How can you have a workhouse which has too little work? There is more than enough work in personal legal services, the problem lies with the disaster that is business legal services. Overpaid, over-hyped and over-rated and yet cosseted by the clueless Board. How many more big name washed up partners or failed mergers will it take before we see an end to the expensive but doomed failure to transform the business? The money is drying up and those who perform are being squeezed daily so as to pay for those who have a track record for failure. The future is anything but bright under a Board which appears to be an improvement on the last one but is still pretty clueless.

Anonymous 10 March 17 08:37

BLS at IM is surely the ultimate poisoned chalice for any board. No amount of polishing that turd is going to turn it into a diamond. Best all round if everyone agrees it's time to quit while they are behind and flush the whole thing down the toilet.

Anonymous 10 March 17 13:16

All the moaning (and quite rightly!!) and yet all those lawyers who become partners and have the power to make the culture better and make a difference don't seem to do anything.... Unfortunately the money is still more attractive to most.

Anonymous 11 March 17 14:46

Why would anyone choose to work for Kirkland instead of any other American moneylaw firm that pays the same? I suspect they will soon have a mass attrition issue on their hands.
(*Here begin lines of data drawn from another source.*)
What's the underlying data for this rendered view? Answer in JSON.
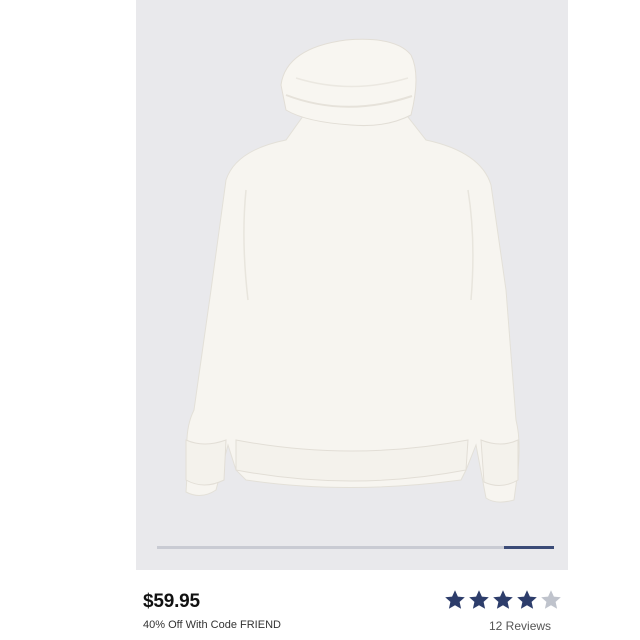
{
  "product": {
    "image_description_icon": "turtleneck-sweater-photo",
    "price": "$59.95",
    "promo": "40% Off With Code FRIEND",
    "rating_value": 4,
    "rating_max": 5,
    "reviews": "12 Reviews"
  },
  "carousel": {
    "position_fraction_start": 0.875,
    "position_fraction_end": 1.0
  },
  "colors": {
    "image_bg": "#e9e9ec",
    "star_filled": "#2d3d6b",
    "star_empty": "#bfc3cc",
    "carousel_active": "#3b4b77"
  }
}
Anonymous 13 March 17 17:45

No wonder Charles Russell Speechlys made an appearance towards the bottom of the pile. Since the merger they have hemorrhaged lawyers due to the battling at Partner level for everyone to find their feet. The Private Wealth team has less than halved in size, with significant turnover of those that were there at the point of the merger. It was so bad that they actually handed out bonuses to those that 'survived' the merger by one year. Failure to retain good lawyers, pay a proper wage and the fact that others are noted as 'senior associates' before they had even qualified left a lot of the team seething with resentment and looking at other mid-sized firms across the City.

Anonymous 13 March 17 21:20

IM missed the chance to diversify 6 or 7 years ago. It will never get another chance to transform from a PI business.